Obstructive Sleep Apnea
Do you snore loudly? Do you wake up feeling excessively tired?
You may have obstructive sleep apnea. Normally, air flows smoothly from the mouth and nose into the lungs at all times. But for people with sleep apnea, their breathing may repeatedly stop throughout the night for 10 seconds or more. Obstructive sleep apnea is the most common type of sleep apnea, in which the airway has become narrowed or blocked, decreasing the oxygen supply to your brain and body. In adults, the most common cause of sleep apnea is excess weight and obesity. Heredity, underactive thyroid (hypothyroidism), high blood pressure, diabetes and allergies can also play a role.
Men are four times more likely than women to be diagnosed with obstructive sleep apnea.
Snoring is characteristic of obstructive sleep apnea, as the airflow squeezes through the narrowed airway space.
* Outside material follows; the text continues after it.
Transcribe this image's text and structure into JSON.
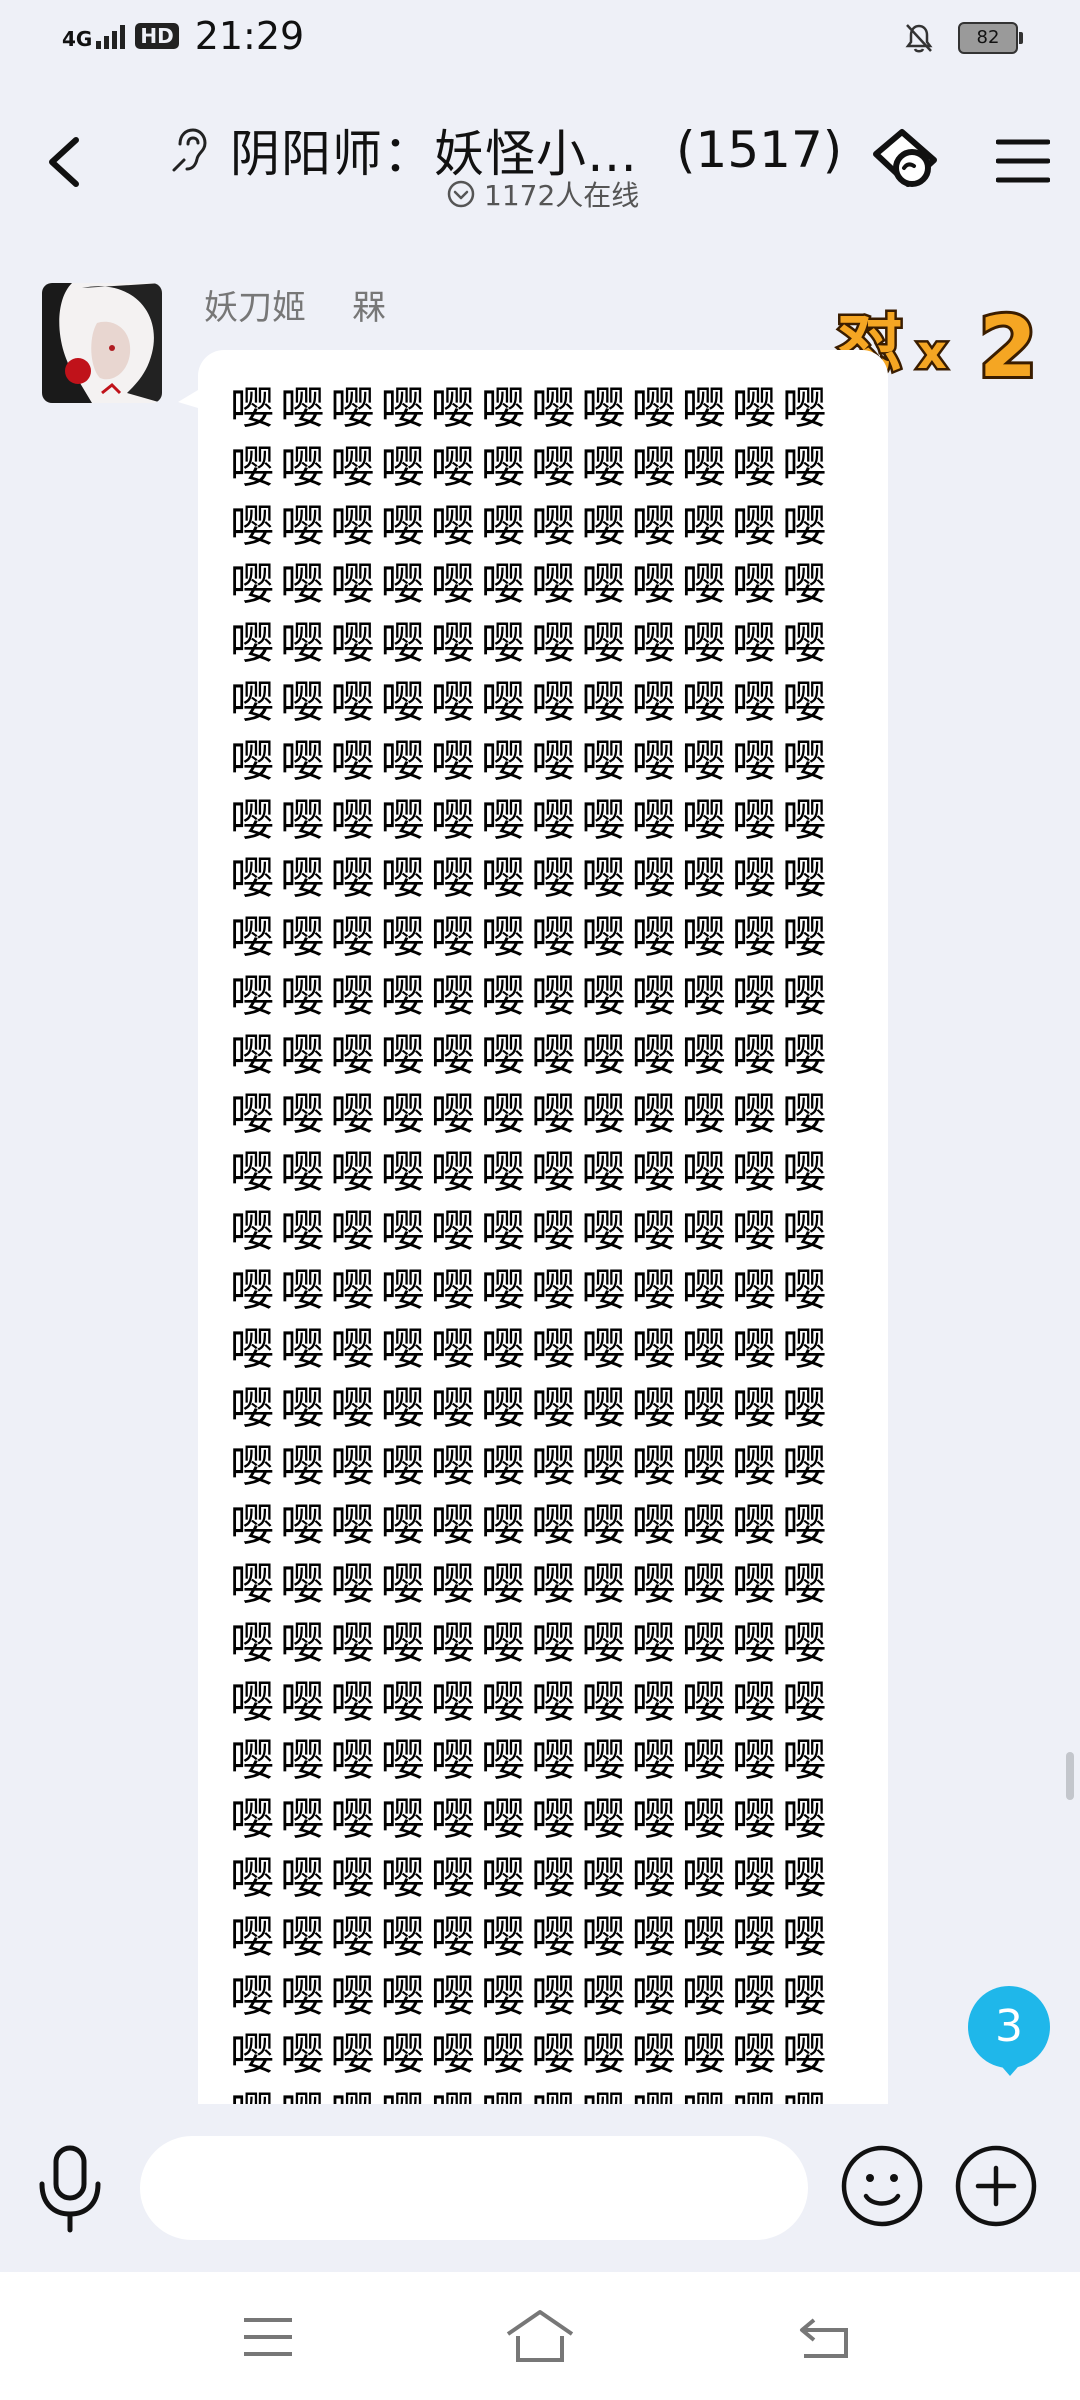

Untreated sleep apnea can cause serious health problems such as high blood pressure, heart disease, even stroke. Be sure to see your physician if you experience any of the symptoms listed here. You may be referred to a sleep specialist for evaluation and diagnosis. More severe cases are treated with a either a mouthpiece or a continuous positive airway pressure (CPAP) machine to keep your airway passages open while you sleep.
Symptoms may include:
• Excessive daytime sleepiness
• Loud snoring
• Observed episodes of breathing cessation during sleep
• Abrupt awakenings accompanied by gasping or choking
• Awakening with a dry mouth or sore throat
• Morning headache
• Difficulty concentrating during the day
• Experiencing mood changes, such as depression or irritability
• High blood pressure
• Nighttime sweating
• Decreased libido